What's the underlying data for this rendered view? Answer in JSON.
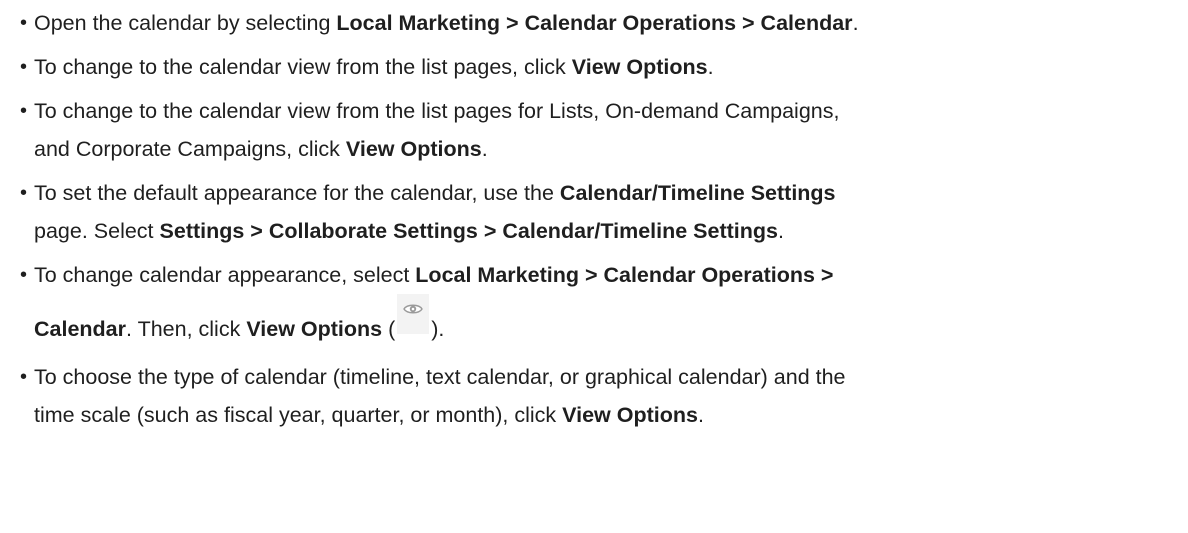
{
  "bullets": [
    {
      "parts": [
        {
          "t": "Open the calendar by selecting ",
          "b": false
        },
        {
          "t": "Local Marketing > Calendar Operations > Calendar",
          "b": true
        },
        {
          "t": ".",
          "b": false
        }
      ]
    },
    {
      "parts": [
        {
          "t": "To change to the calendar view from the list pages, click ",
          "b": false
        },
        {
          "t": "View Options",
          "b": true
        },
        {
          "t": ".",
          "b": false
        }
      ]
    },
    {
      "line1": "To change to the calendar view from the list pages for Lists, On-demand Campaigns,",
      "line2_pre": "and Corporate Campaigns, click ",
      "line2_bold": "View Options",
      "line2_post": "."
    },
    {
      "line1_pre": "To set the default appearance for the calendar, use the ",
      "line1_bold": "Calendar/Timeline Settings",
      "line2_pre": "page. Select ",
      "line2_bold": "Settings > Collaborate Settings > Calendar/Timeline Settings",
      "line2_post": "."
    },
    {
      "line1_pre": "To change calendar appearance, select ",
      "line1_bold": "Local Marketing > Calendar Operations >",
      "line2_bold1": "Calendar",
      "line2_mid": ". Then, click ",
      "line2_bold2": "View Options",
      "line2_open": " (",
      "line2_icon": "eye-icon",
      "line2_close": ")."
    },
    {
      "line1": "To choose the type of calendar (timeline, text calendar, or graphical calendar) and the",
      "line2_pre": "time scale (such as fiscal year, quarter, or month), click ",
      "line2_bold": "View Options",
      "line2_post": "."
    }
  ],
  "colors": {
    "text": "#1f1f1f",
    "icon_bg": "#f3f3f3",
    "icon_fg": "#9a9a9a"
  }
}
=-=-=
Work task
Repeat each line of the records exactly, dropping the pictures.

Reply to the exercise
What's the underlying data for this rendered view? Answer in JSON.
{
  "bullets": [
    {
      "parts": [
        {
          "t": "Open the calendar by selecting ",
          "b": false
        },
        {
          "t": "Local Marketing > Calendar Operations > Calendar",
          "b": true
        },
        {
          "t": ".",
          "b": false
        }
      ]
    },
    {
      "parts": [
        {
          "t": "To change to the calendar view from the list pages, click ",
          "b": false
        },
        {
          "t": "View Options",
          "b": true
        },
        {
          "t": ".",
          "b": false
        }
      ]
    },
    {
      "line1": "To change to the calendar view from the list pages for Lists, On-demand Campaigns,",
      "line2_pre": "and Corporate Campaigns, click ",
      "line2_bold": "View Options",
      "line2_post": "."
    },
    {
      "line1_pre": "To set the default appearance for the calendar, use the ",
      "line1_bold": "Calendar/Timeline Settings",
      "line2_pre": "page. Select ",
      "line2_bold": "Settings > Collaborate Settings > Calendar/Timeline Settings",
      "line2_post": "."
    },
    {
      "line1_pre": "To change calendar appearance, select ",
      "line1_bold": "Local Marketing > Calendar Operations >",
      "line2_bold1": "Calendar",
      "line2_mid": ". Then, click ",
      "line2_bold2": "View Options",
      "line2_open": " (",
      "line2_icon": "eye-icon",
      "line2_close": ")."
    },
    {
      "line1": "To choose the type of calendar (timeline, text calendar, or graphical calendar) and the",
      "line2_pre": "time scale (such as fiscal year, quarter, or month), click ",
      "line2_bold": "View Options",
      "line2_post": "."
    }
  ],
  "colors": {
    "text": "#1f1f1f",
    "icon_bg": "#f3f3f3",
    "icon_fg": "#9a9a9a"
  }
}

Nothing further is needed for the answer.